“Some of our components are tightly toleranced to ±5 µm, so we maintain the temperature of our production area to within a couple of degrees,” he says. “It’s true that many of the five-axis machines we considered could hold this tolerance, as does the Spinner, whose price was also competitive. It was little more than half the cost of one of the other production centres shortlisted.”
For further information www.wmtcnc.com

Rivercircle doubles-up with XYZ

When Peterborough-based Rivercircle invested in one of the first XYZ UMC-5X gantry-style simultaneous five-axis machining centres just over 12 months ago, its ambition was to gain efficiency by transferring work previously performed on three- and four-axis machines.
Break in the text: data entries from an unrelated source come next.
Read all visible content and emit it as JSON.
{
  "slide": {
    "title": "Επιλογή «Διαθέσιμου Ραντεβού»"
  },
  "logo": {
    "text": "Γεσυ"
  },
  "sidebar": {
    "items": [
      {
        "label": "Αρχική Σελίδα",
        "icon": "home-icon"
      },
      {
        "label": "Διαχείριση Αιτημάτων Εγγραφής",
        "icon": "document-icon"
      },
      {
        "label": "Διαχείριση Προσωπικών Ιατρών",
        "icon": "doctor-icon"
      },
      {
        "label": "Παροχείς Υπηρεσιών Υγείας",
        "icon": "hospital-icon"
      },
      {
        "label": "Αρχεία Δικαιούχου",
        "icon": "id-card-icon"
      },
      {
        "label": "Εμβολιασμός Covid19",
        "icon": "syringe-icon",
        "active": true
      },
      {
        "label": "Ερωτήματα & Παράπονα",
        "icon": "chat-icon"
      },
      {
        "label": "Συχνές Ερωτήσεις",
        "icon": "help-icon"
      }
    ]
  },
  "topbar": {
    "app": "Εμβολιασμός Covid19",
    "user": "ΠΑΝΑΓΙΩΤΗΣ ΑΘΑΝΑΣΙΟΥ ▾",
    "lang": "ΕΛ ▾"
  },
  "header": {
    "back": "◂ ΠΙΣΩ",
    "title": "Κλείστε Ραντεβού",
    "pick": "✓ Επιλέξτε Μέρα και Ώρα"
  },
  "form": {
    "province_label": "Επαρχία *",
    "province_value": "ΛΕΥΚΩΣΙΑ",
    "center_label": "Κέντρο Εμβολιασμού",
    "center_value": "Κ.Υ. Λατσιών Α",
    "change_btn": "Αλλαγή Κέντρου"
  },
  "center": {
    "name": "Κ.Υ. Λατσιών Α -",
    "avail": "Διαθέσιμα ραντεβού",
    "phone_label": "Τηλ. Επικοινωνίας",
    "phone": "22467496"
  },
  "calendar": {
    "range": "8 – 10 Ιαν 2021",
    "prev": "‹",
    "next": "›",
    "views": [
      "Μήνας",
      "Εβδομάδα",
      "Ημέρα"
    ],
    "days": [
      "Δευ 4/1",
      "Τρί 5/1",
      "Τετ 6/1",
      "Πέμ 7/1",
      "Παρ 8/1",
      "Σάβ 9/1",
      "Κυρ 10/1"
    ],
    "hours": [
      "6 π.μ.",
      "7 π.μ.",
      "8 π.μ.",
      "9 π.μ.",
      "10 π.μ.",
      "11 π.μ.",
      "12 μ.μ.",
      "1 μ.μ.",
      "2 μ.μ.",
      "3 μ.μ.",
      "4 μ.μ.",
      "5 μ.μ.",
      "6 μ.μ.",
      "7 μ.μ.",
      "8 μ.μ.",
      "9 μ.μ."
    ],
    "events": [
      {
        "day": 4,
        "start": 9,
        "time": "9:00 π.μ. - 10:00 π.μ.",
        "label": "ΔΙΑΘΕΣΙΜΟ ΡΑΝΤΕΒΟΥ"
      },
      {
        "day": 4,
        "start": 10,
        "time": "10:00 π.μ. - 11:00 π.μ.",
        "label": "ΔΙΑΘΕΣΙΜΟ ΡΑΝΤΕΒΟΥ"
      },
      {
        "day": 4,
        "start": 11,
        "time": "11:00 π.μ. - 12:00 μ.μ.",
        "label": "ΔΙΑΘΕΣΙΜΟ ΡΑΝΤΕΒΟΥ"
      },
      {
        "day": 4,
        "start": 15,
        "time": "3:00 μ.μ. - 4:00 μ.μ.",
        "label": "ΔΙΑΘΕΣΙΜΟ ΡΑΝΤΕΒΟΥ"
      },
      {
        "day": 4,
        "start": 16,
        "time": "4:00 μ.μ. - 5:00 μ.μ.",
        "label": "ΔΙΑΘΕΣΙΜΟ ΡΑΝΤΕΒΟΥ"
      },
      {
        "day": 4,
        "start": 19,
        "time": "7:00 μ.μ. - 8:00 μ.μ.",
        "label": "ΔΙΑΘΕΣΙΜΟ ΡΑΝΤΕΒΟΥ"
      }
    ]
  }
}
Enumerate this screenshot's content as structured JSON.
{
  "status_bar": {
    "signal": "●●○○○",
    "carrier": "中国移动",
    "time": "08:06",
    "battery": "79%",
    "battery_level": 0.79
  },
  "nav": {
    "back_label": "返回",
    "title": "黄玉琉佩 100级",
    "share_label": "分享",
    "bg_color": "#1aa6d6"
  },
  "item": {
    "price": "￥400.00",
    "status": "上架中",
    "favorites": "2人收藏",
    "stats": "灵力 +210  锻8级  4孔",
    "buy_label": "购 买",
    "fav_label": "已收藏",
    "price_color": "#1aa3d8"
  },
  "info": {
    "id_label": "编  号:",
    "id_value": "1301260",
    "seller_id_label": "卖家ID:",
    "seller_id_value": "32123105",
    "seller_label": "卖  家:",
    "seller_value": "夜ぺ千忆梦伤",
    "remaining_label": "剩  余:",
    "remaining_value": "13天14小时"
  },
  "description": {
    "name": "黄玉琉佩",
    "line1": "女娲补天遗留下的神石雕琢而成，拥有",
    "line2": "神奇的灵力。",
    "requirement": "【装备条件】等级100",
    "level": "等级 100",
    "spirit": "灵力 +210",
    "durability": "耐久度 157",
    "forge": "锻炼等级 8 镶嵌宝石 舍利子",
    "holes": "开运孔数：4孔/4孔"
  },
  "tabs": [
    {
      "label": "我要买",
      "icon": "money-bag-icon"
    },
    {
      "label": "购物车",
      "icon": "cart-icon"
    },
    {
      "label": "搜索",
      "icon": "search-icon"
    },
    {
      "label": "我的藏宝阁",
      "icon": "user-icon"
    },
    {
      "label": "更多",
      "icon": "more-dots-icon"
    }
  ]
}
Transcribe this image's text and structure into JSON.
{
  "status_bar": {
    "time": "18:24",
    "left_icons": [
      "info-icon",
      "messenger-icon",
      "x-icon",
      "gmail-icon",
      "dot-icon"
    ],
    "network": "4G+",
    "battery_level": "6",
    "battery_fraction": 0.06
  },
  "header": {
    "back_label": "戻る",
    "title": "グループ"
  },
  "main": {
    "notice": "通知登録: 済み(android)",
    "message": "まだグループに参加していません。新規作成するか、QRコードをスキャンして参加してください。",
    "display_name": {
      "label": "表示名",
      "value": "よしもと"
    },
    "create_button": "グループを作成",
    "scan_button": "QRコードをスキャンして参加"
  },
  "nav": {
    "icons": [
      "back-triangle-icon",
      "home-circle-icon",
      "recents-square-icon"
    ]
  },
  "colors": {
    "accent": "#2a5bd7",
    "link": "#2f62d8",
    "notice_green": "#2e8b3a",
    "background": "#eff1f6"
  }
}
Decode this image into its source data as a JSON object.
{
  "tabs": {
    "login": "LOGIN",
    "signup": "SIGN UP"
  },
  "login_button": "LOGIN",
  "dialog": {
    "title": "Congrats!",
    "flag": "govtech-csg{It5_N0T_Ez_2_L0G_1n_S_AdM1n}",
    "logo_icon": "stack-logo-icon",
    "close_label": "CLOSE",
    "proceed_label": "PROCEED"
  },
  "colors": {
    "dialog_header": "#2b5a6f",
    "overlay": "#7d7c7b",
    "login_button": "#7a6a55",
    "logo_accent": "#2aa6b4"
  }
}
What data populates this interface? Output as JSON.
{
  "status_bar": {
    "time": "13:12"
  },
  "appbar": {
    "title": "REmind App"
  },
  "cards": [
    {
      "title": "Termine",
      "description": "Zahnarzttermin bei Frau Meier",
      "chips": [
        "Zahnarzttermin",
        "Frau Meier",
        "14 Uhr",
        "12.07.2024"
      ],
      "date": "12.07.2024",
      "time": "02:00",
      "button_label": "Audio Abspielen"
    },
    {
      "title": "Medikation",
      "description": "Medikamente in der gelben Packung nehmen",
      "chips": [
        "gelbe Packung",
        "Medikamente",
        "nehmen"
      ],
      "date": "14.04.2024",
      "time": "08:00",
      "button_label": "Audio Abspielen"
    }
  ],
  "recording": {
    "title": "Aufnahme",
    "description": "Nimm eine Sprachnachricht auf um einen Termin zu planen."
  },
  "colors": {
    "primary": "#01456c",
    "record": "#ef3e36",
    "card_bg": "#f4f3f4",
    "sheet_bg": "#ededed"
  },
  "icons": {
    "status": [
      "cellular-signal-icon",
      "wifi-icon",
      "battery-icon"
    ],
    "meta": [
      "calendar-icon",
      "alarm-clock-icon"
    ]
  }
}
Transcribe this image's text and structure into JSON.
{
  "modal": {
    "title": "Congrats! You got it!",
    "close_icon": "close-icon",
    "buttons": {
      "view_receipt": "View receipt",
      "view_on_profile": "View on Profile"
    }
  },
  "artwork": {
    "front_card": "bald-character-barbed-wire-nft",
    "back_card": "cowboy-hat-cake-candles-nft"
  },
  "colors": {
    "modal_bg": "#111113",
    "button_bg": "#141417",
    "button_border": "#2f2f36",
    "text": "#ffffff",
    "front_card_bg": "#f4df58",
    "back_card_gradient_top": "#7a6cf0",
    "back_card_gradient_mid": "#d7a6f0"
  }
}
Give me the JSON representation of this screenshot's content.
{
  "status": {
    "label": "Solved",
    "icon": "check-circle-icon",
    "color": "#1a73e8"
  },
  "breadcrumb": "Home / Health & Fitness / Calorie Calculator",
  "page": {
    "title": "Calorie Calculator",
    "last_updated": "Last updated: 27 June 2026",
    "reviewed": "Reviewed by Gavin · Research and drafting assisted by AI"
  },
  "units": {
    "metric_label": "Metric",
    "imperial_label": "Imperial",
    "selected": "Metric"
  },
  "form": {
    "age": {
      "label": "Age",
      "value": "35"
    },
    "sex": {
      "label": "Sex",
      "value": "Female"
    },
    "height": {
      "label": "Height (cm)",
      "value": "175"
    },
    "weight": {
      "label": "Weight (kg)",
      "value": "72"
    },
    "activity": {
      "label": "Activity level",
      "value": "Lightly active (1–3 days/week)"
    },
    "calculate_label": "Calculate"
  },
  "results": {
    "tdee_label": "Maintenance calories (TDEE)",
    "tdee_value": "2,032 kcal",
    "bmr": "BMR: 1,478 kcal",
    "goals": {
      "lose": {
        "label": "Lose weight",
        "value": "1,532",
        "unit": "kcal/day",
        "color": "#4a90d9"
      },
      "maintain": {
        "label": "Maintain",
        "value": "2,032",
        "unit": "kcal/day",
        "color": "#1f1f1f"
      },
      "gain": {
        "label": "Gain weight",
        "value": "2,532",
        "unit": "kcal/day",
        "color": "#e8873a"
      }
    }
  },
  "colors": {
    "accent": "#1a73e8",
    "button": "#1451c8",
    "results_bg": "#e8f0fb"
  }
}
Such was the company’s success in doing that, it has won numerous new contracts for five-axis work, resulting in the arrival of its second UMC-5X.
“We had no work that demanded full five-axis capability when we bought the first XYZ UMC-5X, but knew we could reduce set-up time and cycle time by moving work from other machines,” explains Paul Langan, Rivercircle’s production manager. “Furthermore, we had no expectation of keeping the machine busy 24/7, but as word spread, customers began to recognise the capability that we now had, and work kept coming in.”
The influx of orders from existing and new customers for dedicated five-axis work meant that additional capacity was required. However, due to the success of the first machine from XYZ, there was no reason for Langan to look anywhere else for the second.
“Work is continuing to move towards five-axis machining and, with the two XYZ UMC-5X machines, we can combine operations and become far more efficient, which will ultimately lead to more work as we are more competitive,” he says. “The ease of use of the machines, with the Heidenhain control that we are familiar with, along with support from XYZ Machine Tools, made our decision to double-up straightforward.”
The arrival of the second XYZ UMC-5X was enhanced by investment in several seats of Mastercam five-axis software to ensure there were no bottlenecks in processing the increased amount of work generated by the additional machining capacity.
For further information www.xyzmachinetools.com